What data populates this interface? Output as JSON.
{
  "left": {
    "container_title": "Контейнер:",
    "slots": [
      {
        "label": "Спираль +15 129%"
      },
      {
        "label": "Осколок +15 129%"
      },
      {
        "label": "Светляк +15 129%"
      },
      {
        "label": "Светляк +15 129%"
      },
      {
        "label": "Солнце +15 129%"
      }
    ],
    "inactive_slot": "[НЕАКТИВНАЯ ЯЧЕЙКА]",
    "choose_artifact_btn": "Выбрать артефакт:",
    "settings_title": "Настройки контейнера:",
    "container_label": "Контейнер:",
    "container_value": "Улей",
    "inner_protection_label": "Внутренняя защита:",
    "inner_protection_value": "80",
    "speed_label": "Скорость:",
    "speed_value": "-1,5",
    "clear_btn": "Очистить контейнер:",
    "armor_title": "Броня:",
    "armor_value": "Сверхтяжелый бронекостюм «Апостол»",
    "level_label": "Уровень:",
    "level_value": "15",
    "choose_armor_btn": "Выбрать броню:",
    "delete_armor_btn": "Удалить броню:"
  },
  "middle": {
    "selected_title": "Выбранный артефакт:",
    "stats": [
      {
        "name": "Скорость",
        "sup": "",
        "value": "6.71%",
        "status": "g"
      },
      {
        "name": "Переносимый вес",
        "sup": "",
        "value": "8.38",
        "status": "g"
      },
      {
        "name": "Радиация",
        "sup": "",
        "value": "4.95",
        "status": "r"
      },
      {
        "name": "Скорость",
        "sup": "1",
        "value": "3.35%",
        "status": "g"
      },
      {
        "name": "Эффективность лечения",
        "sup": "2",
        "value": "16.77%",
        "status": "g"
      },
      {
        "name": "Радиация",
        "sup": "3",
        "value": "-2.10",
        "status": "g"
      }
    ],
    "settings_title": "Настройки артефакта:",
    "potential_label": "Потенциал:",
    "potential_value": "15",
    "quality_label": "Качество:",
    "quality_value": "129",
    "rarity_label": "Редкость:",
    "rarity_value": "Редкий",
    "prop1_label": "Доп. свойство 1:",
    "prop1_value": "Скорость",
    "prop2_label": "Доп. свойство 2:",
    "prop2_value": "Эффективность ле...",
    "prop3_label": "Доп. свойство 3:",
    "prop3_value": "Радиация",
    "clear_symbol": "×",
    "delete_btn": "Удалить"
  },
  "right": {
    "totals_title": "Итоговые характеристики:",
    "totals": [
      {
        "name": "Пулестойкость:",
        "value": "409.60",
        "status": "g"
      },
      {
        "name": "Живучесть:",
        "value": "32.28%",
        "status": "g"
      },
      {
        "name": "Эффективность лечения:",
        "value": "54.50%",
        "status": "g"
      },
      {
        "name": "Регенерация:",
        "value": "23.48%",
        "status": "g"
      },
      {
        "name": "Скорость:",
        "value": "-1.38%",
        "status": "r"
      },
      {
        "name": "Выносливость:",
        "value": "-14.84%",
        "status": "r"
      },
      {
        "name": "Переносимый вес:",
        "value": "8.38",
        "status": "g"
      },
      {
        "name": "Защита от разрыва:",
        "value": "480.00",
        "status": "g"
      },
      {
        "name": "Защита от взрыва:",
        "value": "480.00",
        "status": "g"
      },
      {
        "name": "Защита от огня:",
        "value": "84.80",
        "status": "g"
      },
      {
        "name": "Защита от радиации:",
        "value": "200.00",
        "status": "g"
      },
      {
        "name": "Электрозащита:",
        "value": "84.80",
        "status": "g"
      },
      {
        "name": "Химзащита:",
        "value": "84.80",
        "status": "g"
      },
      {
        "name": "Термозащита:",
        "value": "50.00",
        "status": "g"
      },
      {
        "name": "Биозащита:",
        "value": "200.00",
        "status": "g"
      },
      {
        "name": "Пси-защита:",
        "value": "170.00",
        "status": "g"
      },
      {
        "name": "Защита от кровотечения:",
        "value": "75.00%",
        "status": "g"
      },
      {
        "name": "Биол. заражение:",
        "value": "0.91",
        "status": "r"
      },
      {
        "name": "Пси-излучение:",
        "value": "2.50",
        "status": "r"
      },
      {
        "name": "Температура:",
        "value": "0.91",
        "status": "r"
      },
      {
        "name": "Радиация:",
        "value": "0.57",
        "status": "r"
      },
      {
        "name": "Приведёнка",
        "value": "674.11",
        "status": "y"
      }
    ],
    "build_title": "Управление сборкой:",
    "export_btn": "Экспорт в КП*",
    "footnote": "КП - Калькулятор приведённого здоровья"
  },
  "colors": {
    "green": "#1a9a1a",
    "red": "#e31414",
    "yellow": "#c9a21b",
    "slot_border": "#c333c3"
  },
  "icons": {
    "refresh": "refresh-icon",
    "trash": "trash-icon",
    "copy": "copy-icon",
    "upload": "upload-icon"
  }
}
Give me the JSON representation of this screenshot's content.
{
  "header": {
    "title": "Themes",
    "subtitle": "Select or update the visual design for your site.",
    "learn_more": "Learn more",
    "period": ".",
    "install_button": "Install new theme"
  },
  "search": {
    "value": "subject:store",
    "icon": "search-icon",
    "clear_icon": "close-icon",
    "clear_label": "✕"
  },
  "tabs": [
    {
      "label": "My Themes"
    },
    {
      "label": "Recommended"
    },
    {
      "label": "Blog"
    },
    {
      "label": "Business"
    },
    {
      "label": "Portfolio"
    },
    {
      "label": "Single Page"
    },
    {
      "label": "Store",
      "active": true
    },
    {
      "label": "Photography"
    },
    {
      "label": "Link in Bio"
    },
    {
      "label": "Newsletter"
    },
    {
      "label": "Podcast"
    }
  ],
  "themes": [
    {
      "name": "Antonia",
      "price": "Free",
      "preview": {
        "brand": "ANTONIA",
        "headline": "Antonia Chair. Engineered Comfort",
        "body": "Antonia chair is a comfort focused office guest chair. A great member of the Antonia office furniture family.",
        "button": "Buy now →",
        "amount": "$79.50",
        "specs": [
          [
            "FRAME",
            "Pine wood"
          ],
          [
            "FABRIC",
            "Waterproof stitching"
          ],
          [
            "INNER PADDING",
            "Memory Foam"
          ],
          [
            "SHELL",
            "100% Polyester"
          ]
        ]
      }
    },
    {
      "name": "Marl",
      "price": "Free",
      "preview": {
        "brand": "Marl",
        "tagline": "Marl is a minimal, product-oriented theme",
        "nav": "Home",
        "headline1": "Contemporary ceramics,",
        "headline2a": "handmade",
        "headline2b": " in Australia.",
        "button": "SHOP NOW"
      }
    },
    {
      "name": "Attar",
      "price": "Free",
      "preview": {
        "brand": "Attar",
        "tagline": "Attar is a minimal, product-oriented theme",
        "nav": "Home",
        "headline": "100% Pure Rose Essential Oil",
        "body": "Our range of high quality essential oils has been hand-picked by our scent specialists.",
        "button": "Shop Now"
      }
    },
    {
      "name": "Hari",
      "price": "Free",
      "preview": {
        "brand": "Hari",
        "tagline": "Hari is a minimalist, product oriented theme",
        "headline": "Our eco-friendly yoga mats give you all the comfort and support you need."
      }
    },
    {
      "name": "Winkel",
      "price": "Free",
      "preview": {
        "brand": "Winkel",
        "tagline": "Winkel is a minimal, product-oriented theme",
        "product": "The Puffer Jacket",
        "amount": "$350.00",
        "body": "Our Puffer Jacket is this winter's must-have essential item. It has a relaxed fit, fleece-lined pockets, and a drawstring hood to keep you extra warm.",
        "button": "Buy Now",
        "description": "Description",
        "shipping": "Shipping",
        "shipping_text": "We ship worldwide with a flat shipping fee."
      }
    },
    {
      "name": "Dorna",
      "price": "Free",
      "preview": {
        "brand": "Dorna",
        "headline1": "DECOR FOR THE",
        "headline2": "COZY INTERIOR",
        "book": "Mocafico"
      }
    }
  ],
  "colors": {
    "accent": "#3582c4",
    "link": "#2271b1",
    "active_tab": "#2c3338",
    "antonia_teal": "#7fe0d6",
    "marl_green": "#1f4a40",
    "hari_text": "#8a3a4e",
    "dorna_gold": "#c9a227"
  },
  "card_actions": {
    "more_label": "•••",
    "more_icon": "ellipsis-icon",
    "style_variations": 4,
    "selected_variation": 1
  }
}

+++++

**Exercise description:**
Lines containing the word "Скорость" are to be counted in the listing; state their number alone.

**Response box:**
5